“Attempts to open examinations scripts were nipped in the bud and action taken against the offenders,” Dr Matiang’i said.

The minister asked candidates to take individual responsibility while sitting for the examinations.

Dr Matiang’i said other government agencies had helped deal with challenges occasioned by the ongoing heavy rains.

He added that security agencies airlifted examination materials in northern and northeast Kenya where heavy rains destroyed roads.

Meanwhile, Dr Kipsang witnessed the opening of the examination materials at Senior Chief Koinange High School in Kikuyu Sub-County, Kiambu, on Monday.

In Siaya, Knec chairman George Magoha issued a warning to teachers and other groups attempting to leak the examinations, saying they would be severely punished.

Prof Magoha said a few centre managers and teachers had been opening the examination papers early with the purpose of exposing the questions to candidates.

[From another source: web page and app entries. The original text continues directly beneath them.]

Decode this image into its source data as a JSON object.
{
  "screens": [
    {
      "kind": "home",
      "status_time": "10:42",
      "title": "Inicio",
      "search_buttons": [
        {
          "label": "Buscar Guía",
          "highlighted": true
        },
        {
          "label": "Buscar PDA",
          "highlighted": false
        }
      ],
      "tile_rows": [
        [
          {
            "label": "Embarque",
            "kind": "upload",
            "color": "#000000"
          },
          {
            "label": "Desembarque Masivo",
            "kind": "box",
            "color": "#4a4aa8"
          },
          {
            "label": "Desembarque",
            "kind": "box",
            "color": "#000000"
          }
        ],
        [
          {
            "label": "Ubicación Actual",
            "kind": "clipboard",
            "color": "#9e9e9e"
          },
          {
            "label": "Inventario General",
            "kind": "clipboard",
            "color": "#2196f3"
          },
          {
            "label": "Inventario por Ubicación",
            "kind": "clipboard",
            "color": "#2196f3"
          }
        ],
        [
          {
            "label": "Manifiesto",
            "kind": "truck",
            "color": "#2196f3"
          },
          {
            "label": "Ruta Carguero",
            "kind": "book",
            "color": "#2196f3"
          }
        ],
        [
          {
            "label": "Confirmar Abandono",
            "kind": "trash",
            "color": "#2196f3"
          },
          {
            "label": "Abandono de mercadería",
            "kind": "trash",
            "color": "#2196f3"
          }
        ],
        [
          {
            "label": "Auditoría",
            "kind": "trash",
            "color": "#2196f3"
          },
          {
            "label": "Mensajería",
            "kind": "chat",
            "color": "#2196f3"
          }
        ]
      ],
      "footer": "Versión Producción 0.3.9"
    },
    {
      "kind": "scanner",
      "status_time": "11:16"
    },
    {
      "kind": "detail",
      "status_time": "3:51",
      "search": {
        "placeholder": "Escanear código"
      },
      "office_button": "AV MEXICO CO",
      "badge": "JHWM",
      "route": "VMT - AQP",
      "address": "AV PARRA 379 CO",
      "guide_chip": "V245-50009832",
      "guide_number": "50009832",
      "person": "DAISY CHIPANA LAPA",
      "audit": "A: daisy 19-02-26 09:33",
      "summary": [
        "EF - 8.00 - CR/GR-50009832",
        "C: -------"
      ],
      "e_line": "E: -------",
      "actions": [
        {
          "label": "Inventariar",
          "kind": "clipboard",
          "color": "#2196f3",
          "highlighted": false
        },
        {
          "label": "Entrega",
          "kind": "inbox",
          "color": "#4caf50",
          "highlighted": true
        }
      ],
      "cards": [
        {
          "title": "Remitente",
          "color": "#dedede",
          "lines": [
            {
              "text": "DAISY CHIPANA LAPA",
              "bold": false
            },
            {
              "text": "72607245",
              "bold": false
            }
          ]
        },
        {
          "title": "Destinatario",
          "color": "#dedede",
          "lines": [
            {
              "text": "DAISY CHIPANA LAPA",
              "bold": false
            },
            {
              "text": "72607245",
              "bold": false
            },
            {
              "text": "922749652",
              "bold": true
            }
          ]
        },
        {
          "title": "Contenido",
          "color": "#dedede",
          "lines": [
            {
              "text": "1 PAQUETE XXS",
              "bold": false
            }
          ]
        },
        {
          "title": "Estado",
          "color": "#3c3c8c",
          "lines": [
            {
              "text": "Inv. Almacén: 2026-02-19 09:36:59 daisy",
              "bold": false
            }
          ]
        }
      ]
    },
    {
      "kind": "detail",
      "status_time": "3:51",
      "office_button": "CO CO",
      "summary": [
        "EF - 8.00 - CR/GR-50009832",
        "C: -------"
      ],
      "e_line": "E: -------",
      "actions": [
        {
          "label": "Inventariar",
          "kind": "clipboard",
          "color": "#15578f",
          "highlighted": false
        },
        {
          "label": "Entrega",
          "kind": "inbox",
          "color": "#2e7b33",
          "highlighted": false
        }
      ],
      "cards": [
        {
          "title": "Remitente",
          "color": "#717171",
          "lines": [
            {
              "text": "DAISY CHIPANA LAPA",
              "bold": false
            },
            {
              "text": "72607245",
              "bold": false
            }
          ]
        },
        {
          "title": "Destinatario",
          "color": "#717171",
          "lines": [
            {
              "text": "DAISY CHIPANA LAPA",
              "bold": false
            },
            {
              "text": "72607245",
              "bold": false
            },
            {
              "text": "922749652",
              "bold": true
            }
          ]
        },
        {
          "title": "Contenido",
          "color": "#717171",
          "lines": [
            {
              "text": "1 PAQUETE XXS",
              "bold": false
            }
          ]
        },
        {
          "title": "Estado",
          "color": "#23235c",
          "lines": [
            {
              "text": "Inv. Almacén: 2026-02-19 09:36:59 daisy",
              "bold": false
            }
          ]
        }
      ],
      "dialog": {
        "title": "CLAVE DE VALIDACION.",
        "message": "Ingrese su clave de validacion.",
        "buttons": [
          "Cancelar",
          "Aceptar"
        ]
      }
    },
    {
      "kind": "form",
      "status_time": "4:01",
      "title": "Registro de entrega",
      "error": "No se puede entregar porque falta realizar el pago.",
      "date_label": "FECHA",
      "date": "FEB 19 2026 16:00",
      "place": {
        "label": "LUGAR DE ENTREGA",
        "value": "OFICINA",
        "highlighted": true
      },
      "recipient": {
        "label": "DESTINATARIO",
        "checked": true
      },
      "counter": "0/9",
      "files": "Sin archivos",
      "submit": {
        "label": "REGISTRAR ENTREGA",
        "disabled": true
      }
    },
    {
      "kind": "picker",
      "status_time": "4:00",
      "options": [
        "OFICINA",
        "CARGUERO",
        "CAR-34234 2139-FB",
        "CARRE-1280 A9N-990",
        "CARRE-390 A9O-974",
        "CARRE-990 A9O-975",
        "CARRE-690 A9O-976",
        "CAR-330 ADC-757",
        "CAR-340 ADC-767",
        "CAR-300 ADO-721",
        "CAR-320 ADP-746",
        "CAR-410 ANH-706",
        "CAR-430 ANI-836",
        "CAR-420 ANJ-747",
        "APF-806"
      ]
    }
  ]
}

“We have the capacity to know where the paper is meant to be. If you try sending questions to Mandera, we will know the origin,” Prof Magoha said.

He was speaking at Sawagongo High School where Mr Jerry Ndikolo, a teacher, was arrested last week and arraigned for leaking chemistry questions.

In Homa Bay, candidates at Gendia Boys High School destroyed their dormitory “because the examination was not being leaked”.

Witnesses said the boys went on the rampage on Sunday night over being stopped from cheating in the examinations.

The students smashed windows of some of their dormitories as they accused their teachers of doing little to help them cheat.

Reported by Ouma Wanzala, Caroline Wafula, Eric Matara, Rushdie Oudia and Barrack Oduor